THE SCARLET LETTER is that rarest of things: a movie adapted from a great work of American literature that doesn't embarrass the source material. Indeed, this tale of adultery, hypocrisy, and mutilation purportedly reached the screen only because Lillian Gish's wholesome bona fides, not Nathaniel Hawthorne's literary reputation, assuaged church group skepticism. Gish stars as Hester Prynne, the Puritan woman whose affair with pastor Dimmesdale (Lars Hanson) brings an out-of-wedlock birth and the injunction that the adulterous wife be forced to wear a scarlet 'A' affixed to her dress. Discussing the choice to hire Victor Sjöström (The Wind) to direct this quintessentially American story, Gish explained, "The Swedish people are closer to what our Pilgrims were, or what we consider them to have been, than our present day Americans."
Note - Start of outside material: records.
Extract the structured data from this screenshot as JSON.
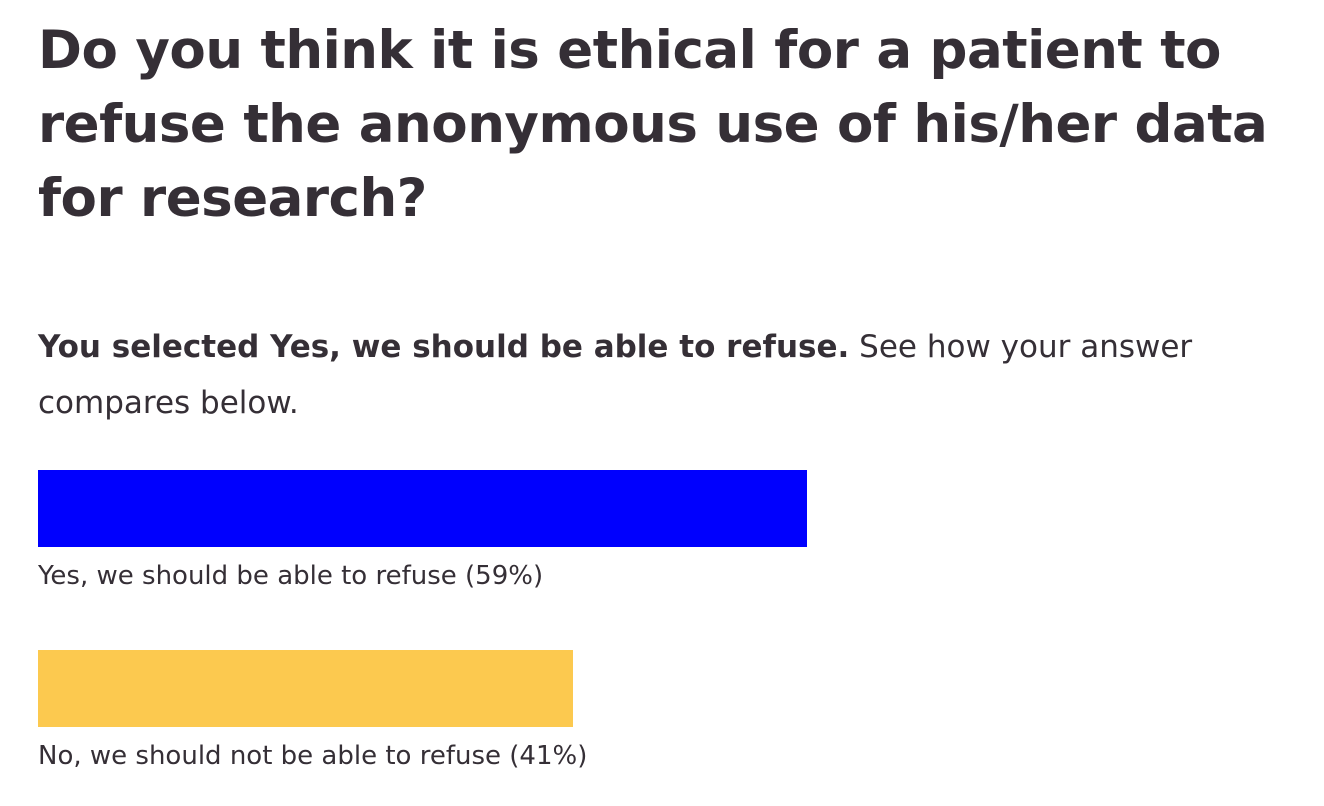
{
  "question": {
    "text": "Do you think it is ethical for a patient to refuse the anonymous use of his/her data for research?"
  },
  "selection": {
    "prefix": "You selected Yes, we should be able to refuse.",
    "suffix": " See how your answer compares below."
  },
  "results": [
    {
      "label": "Yes, we should be able to refuse (59%)",
      "percent": 59,
      "color": "#0000fe"
    },
    {
      "label": "No, we should not be able to refuse (41%)",
      "percent": 41,
      "color": "#fcc94f"
    }
  ]
}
Print courtesy of UCLA Film & Television Archive

Technical Information

Production Year: 1926
Country of Origin: United States
Language: English
Run Time: 100 mins
Format: 35mm

World City in its Teens: A Report on Chicago

A FILM BY: Heinrich Hauser
Live accompaniment by Music Box house organist Dennis Scott | Co-presented by the Chicago Film Society
 
The quintessential film genre in the late 1920s and early 1930s may well have been the city symphony—an international idiom that bluntly analogized the frenetic pace of modern urban life with celluloid montage.  One especially neglected example is Heinrich Hauser’s Weltstadt in Flegeljahren: Ein bericht über Chicago, which offers almost as many perspectives on the Windy City as its mouthful of a title has inspired variant English translations, among them World City In Its TeensA World City Stretches Its Wings, and Metropolis at an Awkward Age. Hauser, a nomadic German writer and photographer, visited Chicago in 1931 and recorded a wide range of neighborhoods and conditions, fashioning a civic portrait both dazzling and bleak, sterling and sobering. Back home, the Berliner Borsen-Zeitung praised the film for its vision of “America stripped of illusions.” For us, Hauser’s film serves as a reminder of the longevity of Chicago’s tangle of contradictions.  
 
Print courtesy of EYE Filmmuseum

Technical Information

Production Year: 1931
Country of Origin: United States
Language: English
Run Time: 74 mins
Format: 35mm

Music Box Theatre

3733 N Southport Ave Chicago, IL 60613 773 871 6604